With about 5.1 per cent of people in Nepal speaking this language, the Tamang language has different variants which hold an essential place in the list of Nepalese Languages. Five different dialects, eastern Tamang, Eastern Gorkha Tamang, western Tamang, northwestern Tamang, and southwestern Tamang are the major variants of this language. The language is spoken in places like the districts of Sindhupalchowk, Rasuwa, Makwanpur, Lalitpur, Dhading, Chitwan, Nuwakot, Dolakha and, Kavreplanchowk.
Popular as the language of the native Newari people of Kathmandu, the Nepal Bhasa is spoken by 3.2 per cent of the population of Nepal where the majority is the indigenous Newari people of the Kathmandu Valley. This is among one of the important languages in Nepal as it is widely recognized in the capital city.
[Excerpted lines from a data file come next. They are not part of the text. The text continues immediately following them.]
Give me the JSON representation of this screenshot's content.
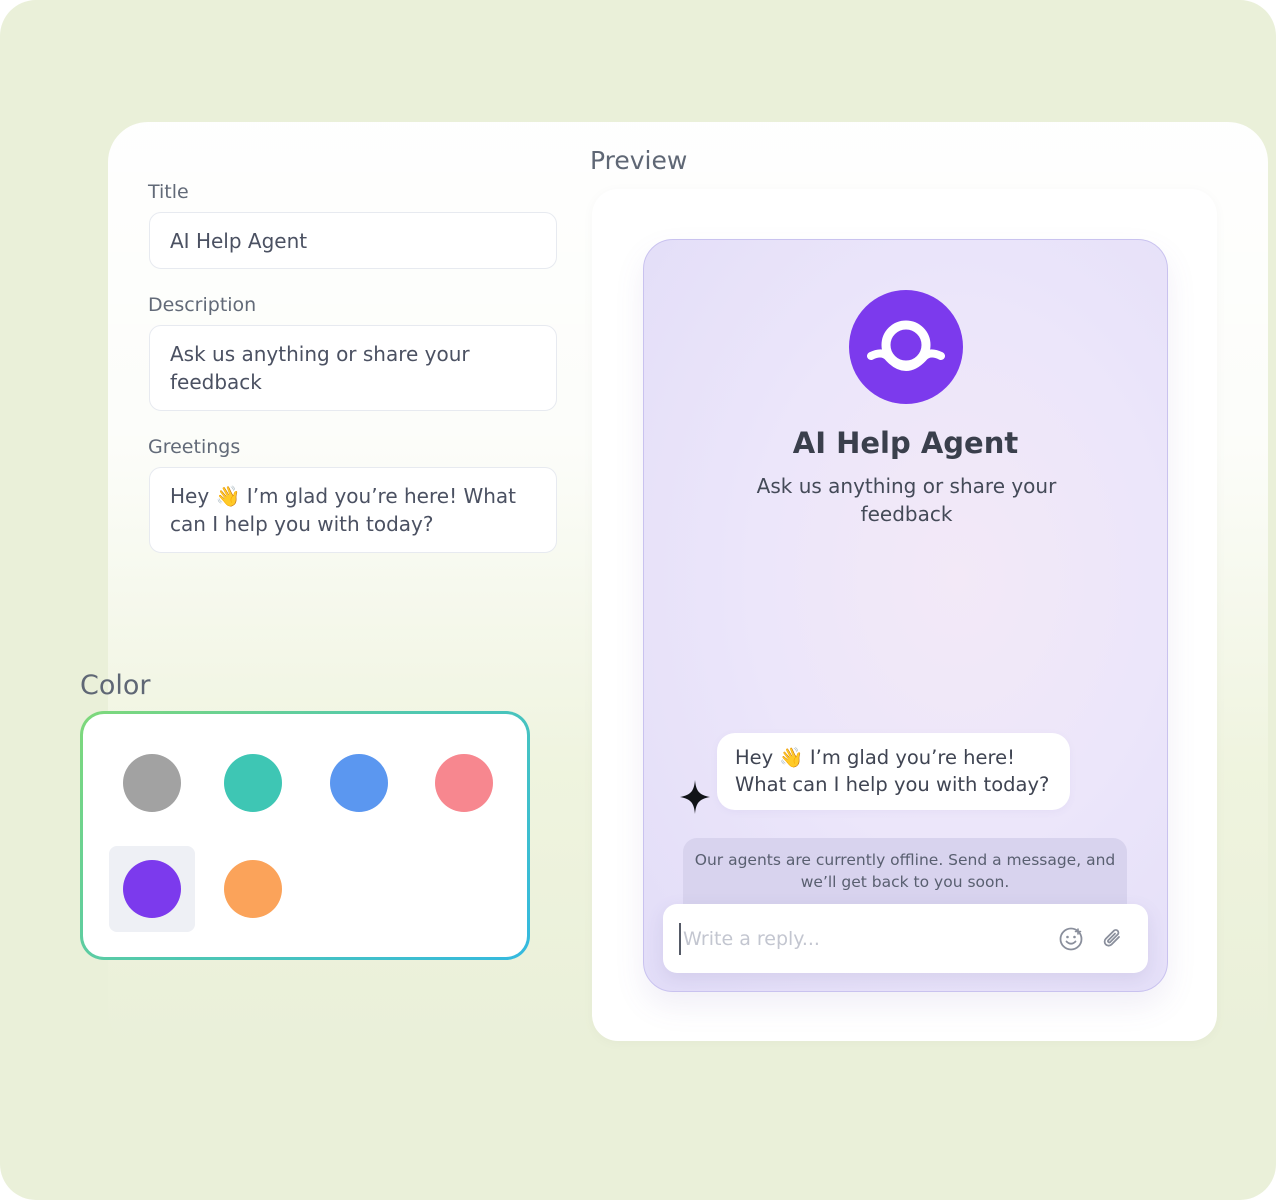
{
  "form": {
    "title_label": "Title",
    "title_value": "AI Help Agent",
    "description_label": "Description",
    "description_value": "Ask us anything or share your feedback",
    "greetings_label": "Greetings",
    "greetings_value": "Hey 👋 I’m glad you’re here! What can I help you with today?"
  },
  "color": {
    "label": "Color",
    "selected": "purple",
    "swatches": [
      {
        "name": "gray",
        "hex": "#a2a2a2"
      },
      {
        "name": "teal",
        "hex": "#3ec6b4"
      },
      {
        "name": "blue",
        "hex": "#5b97f0"
      },
      {
        "name": "pink",
        "hex": "#f7878f"
      },
      {
        "name": "purple",
        "hex": "#7c3aed"
      },
      {
        "name": "orange",
        "hex": "#fba35a"
      }
    ]
  },
  "preview": {
    "label": "Preview",
    "agent_title": "AI Help Agent",
    "agent_description": "Ask us anything or share your feedback",
    "greeting_message": "Hey 👋 I’m glad you’re here! What can I help you with today?",
    "offline_notice": "Our agents are currently offline. Send a message, and we’ll get back to you soon.",
    "reply_placeholder": "Write a reply...",
    "accent_color": "#7c3aed",
    "icons": [
      "agent-logo-icon",
      "sparkle-icon",
      "emoji-icon",
      "paperclip-icon"
    ]
  }
}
With a population of about 3 per cent of Nepal speaking this language, it has become quite recognized among the languages of Nepal. This language is mostly spoken in different districts of Terai like Sarlahi, Rautahat and Mahottari. Bajjika is a Bihari language that serves as a swift transition between the Bhojpuri and Maithili languages.
According to the 2011 census, 2.97 per cent of people living in Nepal speaks the Magar language. This language is the mother tongue of the Magar ethnic group living in Nepal. The dominant language spoken by the Magar people is Magar Kura. This is mainly spoken in the mid-western, western and eastern hills. The far-west districts Kham Magars use the Kham Magar dialect while the Dolpa District Magars talk the Tarali or Kaike dialects.
With the primary demographic that speaks the Doteli Language residing in the western parts, this languages is one of the major languages of Nepal with about 2.97 per cent of the population of Nepal speaking the language. The major districts where people speak this language are Dadeldhura, Bajhang, Doti, Baitadi, Darchula, Bajura, and so on.
A population of about 2.6 per cent of people living in Nepal speaks the Urdu language making it one of the important languages in Nepal. The primary demographic speaking this language are the Muslims living in the Terai region.
Besides these significant languages spoken in Nepal, some other languages are more significant among the various languages of Nepal.
The varied linguistic heritage of Nepal developed from four main groups of languages: Indo-Aryan, Tibeto-Burman, Mongolian and various isolated indigenous languages.
Among the vast diversity of languages in Nepal, 109 are indigenous, and 13 are non-indigenous languages. Also, eight are institutional, and eighteen are evolving, twenty-eight are vigorous, fifty-eight are facing the trouble of existence, and ten are dying. Nepal, as a multilingual country, is home to more than one hundred languages, but with increasing spoken language generalizations, minor languages are disappearing. These wide varieties of languages of Nepal signify the rich culture and heritage and need to be protected.
If you are planning a trip to Nepal to explore all these beautiful cultures, you might want to know the status of the English language spoken in Nepal. In the past years, English has been adopted in Nepal as a foreign language. The growth of this language has been significant over the years among the various languages spoken in Nepal. Nepalese people speak English differently as they have a very distinctive accent and way of using the language. The language is more prominent in urban cities like Kathmandu, where people use English as a second language. To add to this, this language is widely used in the tourism business for years. Hence, when it comes to your travel to Nepal, the language barrier will be less of a problem than you'd think.
If you have any more queries relating to the languages of Nepal or anything related to the majestic nation of Nepal, feel free to contact Hop Nepal, and we will answer all your questions.